Since 1997 we have planted over 11 million trees.
Since the late 1990s, the monarch butterfly population has fallen dramatically. This dangerous decline has been linked to loss of winter habitat in the mountains of Michoacán, Mexico, due to unsustainable logging and clear-cutting; heavy use of pesticides and herbicides in the U.S. and Canada that kill milkweed, the plant crucial to the monarch’s breeding survival; heavy use of neonicotinoids (neonics) that kill pollinators through poisoned nectar; as well as global climate change.
At Forests for Monarchs, a program of La Cruz Habitat Protection Project, we reforest land in and around the Monarch Butterfly Biosphere Reserve where millions of monarchs spend each winter, and in the Highland Lakes watershed area in Michoacán, Mexico.
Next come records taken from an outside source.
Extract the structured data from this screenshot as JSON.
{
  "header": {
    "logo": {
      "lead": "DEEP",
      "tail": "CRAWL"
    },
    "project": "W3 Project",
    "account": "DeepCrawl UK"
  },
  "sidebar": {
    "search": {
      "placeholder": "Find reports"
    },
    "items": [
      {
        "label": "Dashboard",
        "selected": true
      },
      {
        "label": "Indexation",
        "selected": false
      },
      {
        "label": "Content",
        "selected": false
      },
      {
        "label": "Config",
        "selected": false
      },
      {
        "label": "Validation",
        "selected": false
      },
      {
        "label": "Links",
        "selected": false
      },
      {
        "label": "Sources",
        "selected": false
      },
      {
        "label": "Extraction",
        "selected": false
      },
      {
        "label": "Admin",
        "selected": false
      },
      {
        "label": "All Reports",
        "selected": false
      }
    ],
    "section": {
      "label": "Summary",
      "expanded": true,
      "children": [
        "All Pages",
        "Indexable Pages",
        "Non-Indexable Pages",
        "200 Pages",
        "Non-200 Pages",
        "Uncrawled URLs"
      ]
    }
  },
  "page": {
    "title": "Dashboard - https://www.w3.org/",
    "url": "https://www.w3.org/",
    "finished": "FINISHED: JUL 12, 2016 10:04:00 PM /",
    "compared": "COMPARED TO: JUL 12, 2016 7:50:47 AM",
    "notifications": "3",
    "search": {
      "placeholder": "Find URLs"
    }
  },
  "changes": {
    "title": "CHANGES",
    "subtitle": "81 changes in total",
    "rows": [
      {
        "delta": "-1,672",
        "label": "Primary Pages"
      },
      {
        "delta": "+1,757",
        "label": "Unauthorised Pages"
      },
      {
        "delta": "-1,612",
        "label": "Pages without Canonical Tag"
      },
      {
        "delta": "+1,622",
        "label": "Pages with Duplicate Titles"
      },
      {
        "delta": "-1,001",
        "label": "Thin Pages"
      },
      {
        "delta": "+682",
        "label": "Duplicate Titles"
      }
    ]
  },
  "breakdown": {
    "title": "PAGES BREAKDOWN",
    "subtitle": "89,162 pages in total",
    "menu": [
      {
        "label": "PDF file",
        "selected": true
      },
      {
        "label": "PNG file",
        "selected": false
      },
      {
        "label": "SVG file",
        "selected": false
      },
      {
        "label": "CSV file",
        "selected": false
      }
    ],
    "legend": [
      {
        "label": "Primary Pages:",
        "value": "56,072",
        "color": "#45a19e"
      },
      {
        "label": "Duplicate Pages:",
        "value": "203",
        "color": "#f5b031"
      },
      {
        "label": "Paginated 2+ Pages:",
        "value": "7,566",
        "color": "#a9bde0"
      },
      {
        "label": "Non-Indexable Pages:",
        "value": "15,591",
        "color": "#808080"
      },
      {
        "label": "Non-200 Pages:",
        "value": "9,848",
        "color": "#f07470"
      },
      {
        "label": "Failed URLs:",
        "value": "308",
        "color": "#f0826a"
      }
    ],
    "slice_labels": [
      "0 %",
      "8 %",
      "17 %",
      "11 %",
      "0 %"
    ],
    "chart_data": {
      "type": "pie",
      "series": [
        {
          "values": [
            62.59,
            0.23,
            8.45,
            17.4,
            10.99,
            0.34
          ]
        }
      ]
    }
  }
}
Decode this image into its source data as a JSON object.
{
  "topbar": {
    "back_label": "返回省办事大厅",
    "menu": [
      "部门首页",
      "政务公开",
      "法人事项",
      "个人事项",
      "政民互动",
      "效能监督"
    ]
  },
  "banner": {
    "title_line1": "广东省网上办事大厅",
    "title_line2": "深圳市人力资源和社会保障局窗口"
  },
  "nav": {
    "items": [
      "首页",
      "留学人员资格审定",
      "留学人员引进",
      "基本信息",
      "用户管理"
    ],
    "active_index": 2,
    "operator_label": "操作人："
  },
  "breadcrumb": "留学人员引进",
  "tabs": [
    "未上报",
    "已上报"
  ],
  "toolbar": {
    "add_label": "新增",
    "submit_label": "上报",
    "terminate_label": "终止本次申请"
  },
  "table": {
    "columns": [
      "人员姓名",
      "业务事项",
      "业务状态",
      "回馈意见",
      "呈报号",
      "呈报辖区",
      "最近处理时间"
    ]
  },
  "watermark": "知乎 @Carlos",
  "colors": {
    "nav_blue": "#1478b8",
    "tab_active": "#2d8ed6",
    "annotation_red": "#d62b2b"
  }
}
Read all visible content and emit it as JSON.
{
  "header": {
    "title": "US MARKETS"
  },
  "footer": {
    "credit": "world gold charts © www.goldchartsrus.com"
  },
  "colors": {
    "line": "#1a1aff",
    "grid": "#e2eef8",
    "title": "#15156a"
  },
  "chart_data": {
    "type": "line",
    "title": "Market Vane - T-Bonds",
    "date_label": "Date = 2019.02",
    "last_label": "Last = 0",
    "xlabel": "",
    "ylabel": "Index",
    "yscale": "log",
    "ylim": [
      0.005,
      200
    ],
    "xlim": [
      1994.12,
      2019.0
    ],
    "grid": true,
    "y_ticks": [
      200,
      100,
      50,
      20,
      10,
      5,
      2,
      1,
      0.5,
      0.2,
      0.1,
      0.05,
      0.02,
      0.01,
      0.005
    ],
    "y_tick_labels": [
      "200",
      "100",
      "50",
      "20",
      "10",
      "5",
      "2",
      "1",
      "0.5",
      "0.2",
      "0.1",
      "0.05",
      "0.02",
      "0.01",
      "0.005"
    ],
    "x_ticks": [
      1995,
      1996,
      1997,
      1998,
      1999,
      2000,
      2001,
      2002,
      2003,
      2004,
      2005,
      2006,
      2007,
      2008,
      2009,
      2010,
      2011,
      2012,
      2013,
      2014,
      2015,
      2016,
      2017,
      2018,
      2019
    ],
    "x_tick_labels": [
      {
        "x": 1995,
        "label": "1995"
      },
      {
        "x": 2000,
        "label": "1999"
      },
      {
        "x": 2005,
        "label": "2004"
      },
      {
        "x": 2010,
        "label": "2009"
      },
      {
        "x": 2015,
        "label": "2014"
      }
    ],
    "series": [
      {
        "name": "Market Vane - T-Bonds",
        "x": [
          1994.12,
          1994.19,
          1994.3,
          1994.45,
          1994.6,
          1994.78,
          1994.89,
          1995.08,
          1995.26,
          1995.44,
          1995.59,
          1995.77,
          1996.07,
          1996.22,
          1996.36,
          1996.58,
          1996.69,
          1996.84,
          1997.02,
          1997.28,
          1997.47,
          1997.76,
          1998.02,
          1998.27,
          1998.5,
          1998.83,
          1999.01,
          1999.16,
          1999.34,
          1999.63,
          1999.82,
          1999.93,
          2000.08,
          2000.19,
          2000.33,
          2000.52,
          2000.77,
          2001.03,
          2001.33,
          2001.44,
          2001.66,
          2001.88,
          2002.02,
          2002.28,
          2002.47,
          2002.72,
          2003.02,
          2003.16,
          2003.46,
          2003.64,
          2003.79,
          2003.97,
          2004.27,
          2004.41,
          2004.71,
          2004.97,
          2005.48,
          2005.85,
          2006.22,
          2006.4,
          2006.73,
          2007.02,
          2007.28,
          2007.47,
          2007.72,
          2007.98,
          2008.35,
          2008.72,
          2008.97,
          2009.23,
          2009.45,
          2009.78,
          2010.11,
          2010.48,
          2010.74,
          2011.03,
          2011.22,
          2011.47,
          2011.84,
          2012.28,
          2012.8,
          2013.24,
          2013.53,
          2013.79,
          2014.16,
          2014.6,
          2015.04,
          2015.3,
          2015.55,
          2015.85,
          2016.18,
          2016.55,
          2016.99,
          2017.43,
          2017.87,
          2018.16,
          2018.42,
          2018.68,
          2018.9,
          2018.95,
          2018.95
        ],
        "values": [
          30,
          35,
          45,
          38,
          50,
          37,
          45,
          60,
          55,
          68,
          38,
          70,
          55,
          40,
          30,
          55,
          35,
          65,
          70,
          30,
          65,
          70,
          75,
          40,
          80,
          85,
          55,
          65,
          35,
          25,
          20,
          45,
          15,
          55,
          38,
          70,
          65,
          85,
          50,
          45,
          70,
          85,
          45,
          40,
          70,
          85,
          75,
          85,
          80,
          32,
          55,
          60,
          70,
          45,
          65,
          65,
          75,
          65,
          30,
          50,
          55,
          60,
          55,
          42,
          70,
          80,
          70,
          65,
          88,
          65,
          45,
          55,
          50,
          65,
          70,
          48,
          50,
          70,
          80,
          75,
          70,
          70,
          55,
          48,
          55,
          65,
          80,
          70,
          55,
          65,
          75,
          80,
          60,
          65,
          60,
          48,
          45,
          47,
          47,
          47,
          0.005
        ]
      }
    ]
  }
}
To support the long-term survival of the monarch butterfly through the conservation and restoration of crucial forest land. To do that, we reforest both the Monarch Biosphere Reserve and badly degraded land owned by indigenous communities, ejidos, and farmers.